Name: Garner's Gadgets

Category: Store, workshop

Size: Approx. two story building, 1 story shop + 1 story offices

Condition: Fair

Inhabitants: Ernest Garner, Nathan Garner

Map Location: C3

Description (ca. 1921): Garner's Gadgets is a small steam mechanic workshop, created in 1894 by Ernest Garner. Both Garner and his son Nathan work in the store to this day, crafting a general assortment of steam goods and services. The store was originally sold to Garner in poor condition, being all that he could afford to buy at the time, and had it's origins as a specialty sweet shop. Since then, Garner has done his best to restore it throughout the years, but the remodel process was slow initially, being mostly fixed with polished scrap metal and strategically placed plants. After Garner developed a positive reputation, more money went into the store's image, though it still bears the signs of age.

The interior is now a humble menagerie of wood and copper with brass accents along the borders. The window display shows various steam machines, most of which are designed simply to lure in customers with their flashing lights and twitches. Some objects are out for purchase, such as simple toys and bobbles, while others are display only, such as prosthetic limbs or automaton pieces. There are stairs leading to a couple "offices" where the Garners work, both of which have some clutter in piles on or around the desks. A further room is used for storage, holding half finished side projects or a mess of spare parts. These rooms are typically off-limits to customers, though some have been allowed to go to the offices if they have private business.

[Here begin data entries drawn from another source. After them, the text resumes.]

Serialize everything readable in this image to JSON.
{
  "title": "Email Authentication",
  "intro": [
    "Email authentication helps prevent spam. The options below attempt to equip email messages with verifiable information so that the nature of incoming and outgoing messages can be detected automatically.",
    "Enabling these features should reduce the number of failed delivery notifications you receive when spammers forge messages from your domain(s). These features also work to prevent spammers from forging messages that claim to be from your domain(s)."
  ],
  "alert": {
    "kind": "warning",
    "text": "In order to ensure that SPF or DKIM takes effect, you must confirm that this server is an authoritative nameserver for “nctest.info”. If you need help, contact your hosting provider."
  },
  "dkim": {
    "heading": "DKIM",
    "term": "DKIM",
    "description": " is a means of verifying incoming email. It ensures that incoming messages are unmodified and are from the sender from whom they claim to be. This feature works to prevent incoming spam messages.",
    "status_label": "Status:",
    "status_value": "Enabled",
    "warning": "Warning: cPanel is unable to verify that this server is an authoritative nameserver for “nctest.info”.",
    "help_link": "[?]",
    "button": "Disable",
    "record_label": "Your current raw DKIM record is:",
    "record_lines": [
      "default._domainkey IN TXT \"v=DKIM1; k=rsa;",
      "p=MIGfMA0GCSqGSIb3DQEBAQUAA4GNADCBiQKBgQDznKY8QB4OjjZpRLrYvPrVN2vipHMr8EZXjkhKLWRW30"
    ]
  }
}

Many consumers have described the store as being "quaint" or "humble", though the tone of such comments differ depending on class. People of the middle and upper classes used to shop here in its heyday, but over the past decade business has declined somewhat due to the rise of newer techniques and more eager talent. Garner's Gadgets still makes enough to stay in business, mostly running from the support of loyal patrons.